When my wife Ruth's father lay dying in a hospital bed the better part of twenty years ago his grown children kept vigil. Max was a retired minister who had a powerful singing voice in his prime. As he slipped away his kids, all Christians active in their faith communities, sang hymns at his bedside. It was comfort for him and for them.
There was a day when most people died at home rather than in an institution and it was not uncommon for friends and loved ones to offer the solace of the music of faith. Today many leave this life in rather sterile environments and music is rarely part of the experience.
I was intrigued to see that there is a growing movement of what are called Threshold Choirs in the United States, essentially choirs for the end of life. http://thresholdchoir.org/ These choirs commit ten to thirty songs to memory and sing them to the dying as requested.
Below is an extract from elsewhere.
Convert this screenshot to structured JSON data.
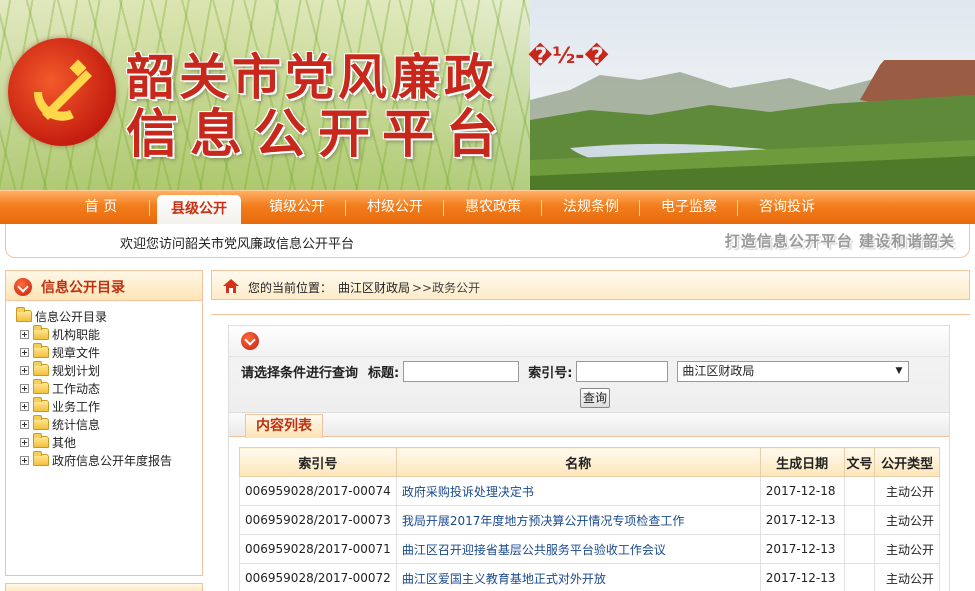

Some are oldy goldies such as Take Me Out to the Ballgame (not Take Me Out of the Ballgame!) Others are sacred songs. These choirs rehearse regularly and are given training:
Always face the person in the chair. Sense their breath, the rising and falling of the lungs, the blood's flush on the cheeks. Watch the loosening and tightening of the muscles, the movement of the eyelids, how the hair on their arms straightens up. Don't stand out. Speak softly. Blend in with the voices.
It would be easy to joke about this -- "oh no, not the choir! I must be a goner!"-- but I see the potential. Often folk I visit in nursing homes and other facilities are listening to music. Many of them have sung in choirs. And I can't help wondering if church choir members would be willing to do this on occasion as a form of ministry.
What do you think of this idea? Have you ever provided music for a dying loved one? Do you think you would find comfort in music when your time comes?
Please check out the return of my Groundling blog. There is a remarkable video within it. http://groundlingearthyheavenly.blogspot.ca/2013/05/a-wildly-wonderful-world.html